About this task: Please write out all the data exactly as shown.
------------------------------------------------------------------------
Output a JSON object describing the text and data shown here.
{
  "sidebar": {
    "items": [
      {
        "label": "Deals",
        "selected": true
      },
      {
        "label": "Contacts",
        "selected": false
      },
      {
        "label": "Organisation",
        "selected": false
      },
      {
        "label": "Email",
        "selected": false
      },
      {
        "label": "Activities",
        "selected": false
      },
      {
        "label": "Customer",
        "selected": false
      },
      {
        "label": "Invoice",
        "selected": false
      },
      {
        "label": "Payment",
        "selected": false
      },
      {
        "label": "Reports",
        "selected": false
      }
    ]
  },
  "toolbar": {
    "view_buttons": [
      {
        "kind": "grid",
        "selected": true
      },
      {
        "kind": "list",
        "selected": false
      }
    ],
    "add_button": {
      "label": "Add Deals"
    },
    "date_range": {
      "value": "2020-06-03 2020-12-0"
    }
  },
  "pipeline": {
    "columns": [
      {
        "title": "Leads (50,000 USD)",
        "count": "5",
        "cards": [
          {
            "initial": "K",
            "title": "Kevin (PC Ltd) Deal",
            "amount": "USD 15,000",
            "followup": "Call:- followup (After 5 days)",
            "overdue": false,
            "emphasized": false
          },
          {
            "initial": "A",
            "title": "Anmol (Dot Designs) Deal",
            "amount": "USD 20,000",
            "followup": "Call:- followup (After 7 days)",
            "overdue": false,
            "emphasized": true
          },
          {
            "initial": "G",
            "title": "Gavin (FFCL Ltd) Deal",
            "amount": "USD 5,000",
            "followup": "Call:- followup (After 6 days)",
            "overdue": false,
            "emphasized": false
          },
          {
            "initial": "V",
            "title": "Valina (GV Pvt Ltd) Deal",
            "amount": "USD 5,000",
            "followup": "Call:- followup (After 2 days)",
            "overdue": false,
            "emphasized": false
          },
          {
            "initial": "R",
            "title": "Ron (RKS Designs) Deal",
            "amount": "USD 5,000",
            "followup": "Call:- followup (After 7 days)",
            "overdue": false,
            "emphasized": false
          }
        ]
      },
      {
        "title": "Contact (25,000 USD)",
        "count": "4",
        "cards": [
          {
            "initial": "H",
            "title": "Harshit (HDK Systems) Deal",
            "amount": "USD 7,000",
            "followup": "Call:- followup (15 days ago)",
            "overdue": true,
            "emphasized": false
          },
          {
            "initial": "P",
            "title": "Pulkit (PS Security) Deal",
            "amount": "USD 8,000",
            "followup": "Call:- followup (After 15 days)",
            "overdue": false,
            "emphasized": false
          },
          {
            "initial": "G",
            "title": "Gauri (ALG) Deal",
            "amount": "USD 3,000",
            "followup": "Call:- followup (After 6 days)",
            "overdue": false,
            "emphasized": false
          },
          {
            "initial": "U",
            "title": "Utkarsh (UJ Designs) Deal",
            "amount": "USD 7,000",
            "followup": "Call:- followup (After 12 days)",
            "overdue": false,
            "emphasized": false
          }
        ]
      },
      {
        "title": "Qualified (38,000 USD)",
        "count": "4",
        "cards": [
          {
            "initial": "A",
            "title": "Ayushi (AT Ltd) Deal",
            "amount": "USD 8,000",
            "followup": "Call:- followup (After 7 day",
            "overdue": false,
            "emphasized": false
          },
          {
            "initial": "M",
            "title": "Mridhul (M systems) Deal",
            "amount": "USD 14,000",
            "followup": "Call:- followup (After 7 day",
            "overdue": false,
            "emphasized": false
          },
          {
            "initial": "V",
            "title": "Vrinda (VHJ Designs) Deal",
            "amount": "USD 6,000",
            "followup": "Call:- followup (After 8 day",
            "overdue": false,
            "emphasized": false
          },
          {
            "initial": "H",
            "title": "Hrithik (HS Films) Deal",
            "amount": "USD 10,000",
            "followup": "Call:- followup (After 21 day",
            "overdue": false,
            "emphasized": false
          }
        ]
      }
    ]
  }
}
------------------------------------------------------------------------
Answer section:
Output a JSON object describing the text and data shown here.
{
  "sidebar": {
    "items": [
      {
        "label": "Deals",
        "selected": true
      },
      {
        "label": "Contacts",
        "selected": false
      },
      {
        "label": "Organisation",
        "selected": false
      },
      {
        "label": "Email",
        "selected": false
      },
      {
        "label": "Activities",
        "selected": false
      },
      {
        "label": "Customer",
        "selected": false
      },
      {
        "label": "Invoice",
        "selected": false
      },
      {
        "label": "Payment",
        "selected": false
      },
      {
        "label": "Reports",
        "selected": false
      }
    ]
  },
  "toolbar": {
    "view_buttons": [
      {
        "kind": "grid",
        "selected": true
      },
      {
        "kind": "list",
        "selected": false
      }
    ],
    "add_button": {
      "label": "Add Deals"
    },
    "date_range": {
      "value": "2020-06-03 2020-12-0"
    }
  },
  "pipeline": {
    "columns": [
      {
        "title": "Leads (50,000 USD)",
        "count": "5",
        "cards": [
          {
            "initial": "K",
            "title": "Kevin (PC Ltd) Deal",
            "amount": "USD 15,000",
            "followup": "Call:- followup (After 5 days)",
            "overdue": false,
            "emphasized": false
          },
          {
            "initial": "A",
            "title": "Anmol (Dot Designs) Deal",
            "amount": "USD 20,000",
            "followup": "Call:- followup (After 7 days)",
            "overdue": false,
            "emphasized": true
          },
          {
            "initial": "G",
            "title": "Gavin (FFCL Ltd) Deal",
            "amount": "USD 5,000",
            "followup": "Call:- followup (After 6 days)",
            "overdue": false,
            "emphasized": false
          },
          {
            "initial": "V",
            "title": "Valina (GV Pvt Ltd) Deal",
            "amount": "USD 5,000",
            "followup": "Call:- followup (After 2 days)",
            "overdue": false,
            "emphasized": false
          },
          {
            "initial": "R",
            "title": "Ron (RKS Designs) Deal",
            "amount": "USD 5,000",
            "followup": "Call:- followup (After 7 days)",
            "overdue": false,
            "emphasized": false
          }
        ]
      },
      {
        "title": "Contact (25,000 USD)",
        "count": "4",
        "cards": [
          {
            "initial": "H",
            "title": "Harshit (HDK Systems) Deal",
            "amount": "USD 7,000",
            "followup": "Call:- followup (15 days ago)",
            "overdue": true,
            "emphasized": false
          },
          {
            "initial": "P",
            "title": "Pulkit (PS Security) Deal",
            "amount": "USD 8,000",
            "followup": "Call:- followup (After 15 days)",
            "overdue": false,
            "emphasized": false
          },
          {
            "initial": "G",
            "title": "Gauri (ALG) Deal",
            "amount": "USD 3,000",
            "followup": "Call:- followup (After 6 days)",
            "overdue": false,
            "emphasized": false
          },
          {
            "initial": "U",
            "title": "Utkarsh (UJ Designs) Deal",
            "amount": "USD 7,000",
            "followup": "Call:- followup (After 12 days)",
            "overdue": false,
            "emphasized": false
          }
        ]
      },
      {
        "title": "Qualified (38,000 USD)",
        "count": "4",
        "cards": [
          {
            "initial": "A",
            "title": "Ayushi (AT Ltd) Deal",
            "amount": "USD 8,000",
            "followup": "Call:- followup (After 7 day",
            "overdue": false,
            "emphasized": false
          },
          {
            "initial": "M",
            "title": "Mridhul (M systems) Deal",
            "amount": "USD 14,000",
            "followup": "Call:- followup (After 7 day",
            "overdue": false,
            "emphasized": false
          },
          {
            "initial": "V",
            "title": "Vrinda (VHJ Designs) Deal",
            "amount": "USD 6,000",
            "followup": "Call:- followup (After 8 day",
            "overdue": false,
            "emphasized": false
          },
          {
            "initial": "H",
            "title": "Hrithik (HS Films) Deal",
            "amount": "USD 10,000",
            "followup": "Call:- followup (After 21 day",
            "overdue": false,
            "emphasized": false
          }
        ]
      }
    ]
  }
}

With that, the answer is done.